Science communication workshop
On June 20, the Canadian Cancer Society Research Institute hosted a half-day Science Communication Workshop at the Society’s National Office in Toronto. The 28 cancer researchers from across the country learned, among other things:
- how scientists tend to talk about their research versus how the public wants to hear about it
- strategies to make sure their message is both understood and remembered
- tips on how to respond to questions about their research
Instructor Linda Hosler works with the Communicating Science Program of the American Association for the Advancement of Science (AAAS), which has delivered over 40 of these workshops since the program began in 2008. AAAS is perhaps best known as the publisher of Science magazine, which named cancer immunotherapy as the science breakthrough of the year in 2013.
Participants worked in small groups to develop short, plain-language messages about their work, based on Linda’s guidelines. The researchers then video recorded their 2-minute talks. In the last half-hour of the workshop, several brave volunteers screened their videos to received feedback from the group.
Society staff from BC, Alberta, Saskatchewan, Ontario and Quebec were also there to learn how to pass on this guidance to the Society-funded researchers they work with.
Many of the participants gave us their enthusiastic feedback at the end of the day and in our formal evaluation after the event. We will follow up in 6 months to see how they’ve used what they learned.
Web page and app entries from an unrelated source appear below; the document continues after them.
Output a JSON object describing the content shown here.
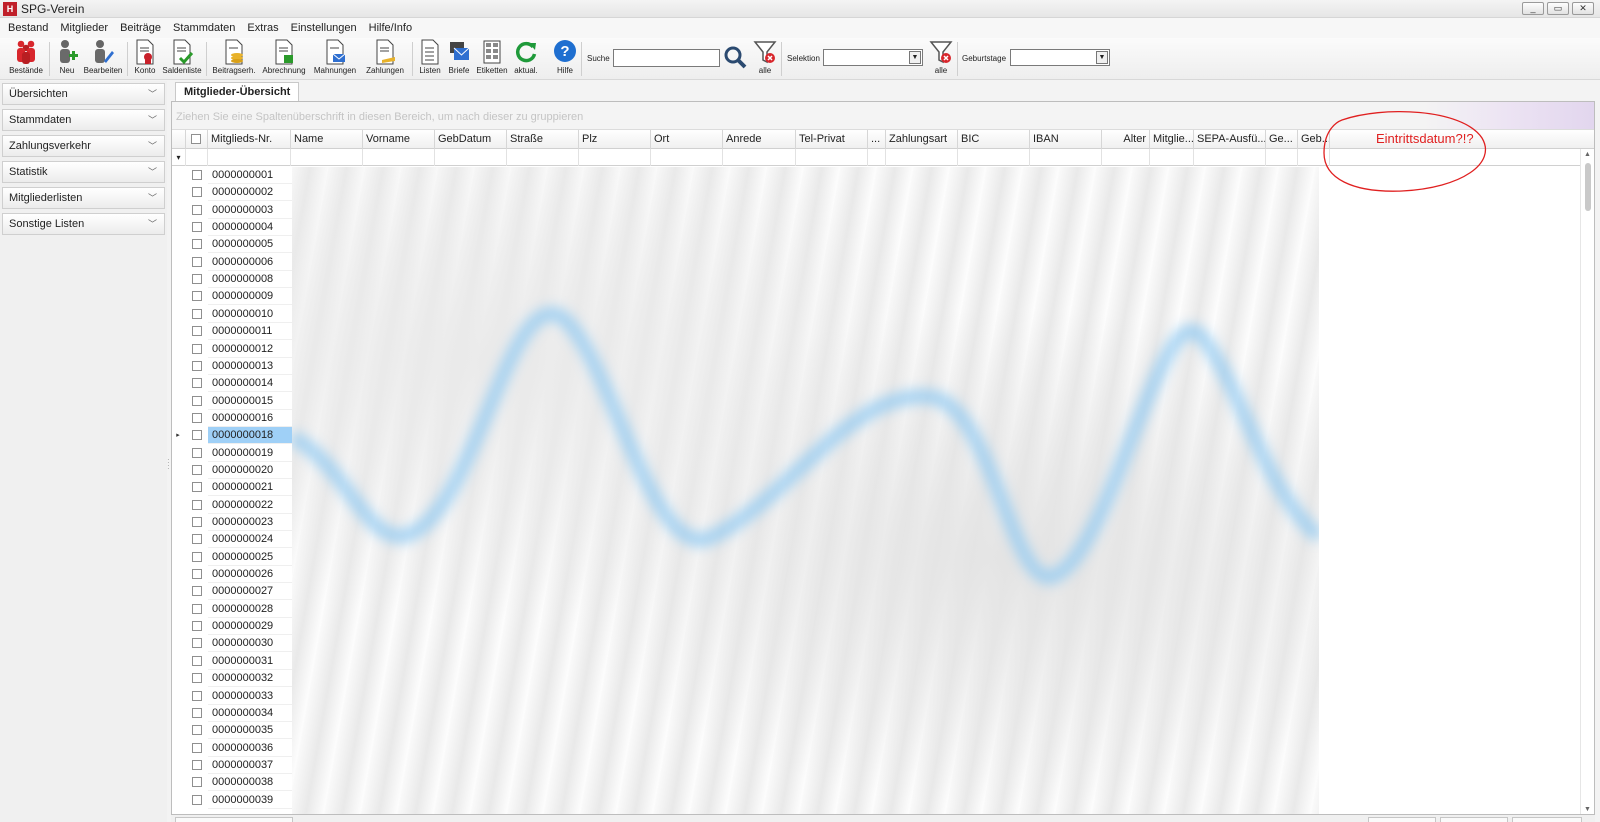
{
  "window": {
    "title": "SPG-Verein",
    "logo_text": "H",
    "minimize": "_",
    "restore": "▭",
    "close": "✕"
  },
  "menu": [
    "Bestand",
    "Mitglieder",
    "Beiträge",
    "Stammdaten",
    "Extras",
    "Einstellungen",
    "Hilfe/Info"
  ],
  "toolbar": {
    "buttons": [
      {
        "label": "Bestände",
        "icon": "members-icon"
      },
      {
        "label": "Neu",
        "icon": "add-member-icon"
      },
      {
        "label": "Bearbeiten",
        "icon": "edit-member-icon"
      },
      {
        "label": "Konto",
        "icon": "account-icon"
      },
      {
        "label": "Saldenliste",
        "icon": "balance-list-icon"
      },
      {
        "label": "Beitragserh.",
        "icon": "contribution-icon"
      },
      {
        "label": "Abrechnung",
        "icon": "billing-icon"
      },
      {
        "label": "Mahnungen",
        "icon": "reminder-icon"
      },
      {
        "label": "Zahlungen",
        "icon": "payments-icon"
      },
      {
        "label": "Listen",
        "icon": "lists-icon"
      },
      {
        "label": "Briefe",
        "icon": "letters-icon"
      },
      {
        "label": "Etiketten",
        "icon": "labels-icon"
      },
      {
        "label": "aktual.",
        "icon": "refresh-icon"
      },
      {
        "label": "Hilfe",
        "icon": "help-icon"
      }
    ],
    "search_label": "Suche",
    "search_value": "",
    "filter_all_label": "alle",
    "selection_label": "Selektion",
    "selection_value": "",
    "filter_all_label_2": "alle",
    "birthdays_label": "Geburtstage",
    "birthdays_value": ""
  },
  "sidebar": {
    "items": [
      {
        "label": "Übersichten"
      },
      {
        "label": "Stammdaten"
      },
      {
        "label": "Zahlungsverkehr"
      },
      {
        "label": "Statistik"
      },
      {
        "label": "Mitgliederlisten"
      },
      {
        "label": "Sonstige Listen"
      }
    ]
  },
  "tab": {
    "label": "Mitglieder-Übersicht"
  },
  "grid": {
    "group_hint": "Ziehen Sie eine Spaltenüberschrift in diesen Bereich, um nach dieser zu gruppieren",
    "columns": [
      "Mitglieds-Nr.",
      "Name",
      "Vorname",
      "GebDatum",
      "Straße",
      "Plz",
      "Ort",
      "Anrede",
      "Tel-Privat",
      "...",
      "Zahlungsart",
      "BIC",
      "IBAN",
      "Alter",
      "Mitglie...",
      "SEPA-Ausfü...",
      "Ge...",
      "Geb..."
    ],
    "rows": [
      "0000000001",
      "0000000002",
      "0000000003",
      "0000000004",
      "0000000005",
      "0000000006",
      "0000000008",
      "0000000009",
      "0000000010",
      "0000000011",
      "0000000012",
      "0000000013",
      "0000000014",
      "0000000015",
      "0000000016",
      "0000000018",
      "0000000019",
      "0000000020",
      "0000000021",
      "0000000022",
      "0000000023",
      "0000000024",
      "0000000025",
      "0000000026",
      "0000000027",
      "0000000028",
      "0000000029",
      "0000000030",
      "0000000031",
      "0000000032",
      "0000000033",
      "0000000034",
      "0000000035",
      "0000000036",
      "0000000037",
      "0000000038",
      "0000000039"
    ],
    "selected_row": "0000000018"
  },
  "annotation": {
    "text": "Eintrittsdatum?!?",
    "color": "#e02020"
  }
}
This was a great opportunity for the researchers, and it also helped meet one of the Society’s needs. There is an increasing appetite among our donors, staff and volunteers for clear details about the world-class cancer research we are able to fund thanks to the generosity of so many Canadians. Building our capacity to talk about cancer research also helps us build stronger relationships with everyone who shares our goal of reducing the toll that cancer takes on so many lives.
Last modified on: August 12, 2014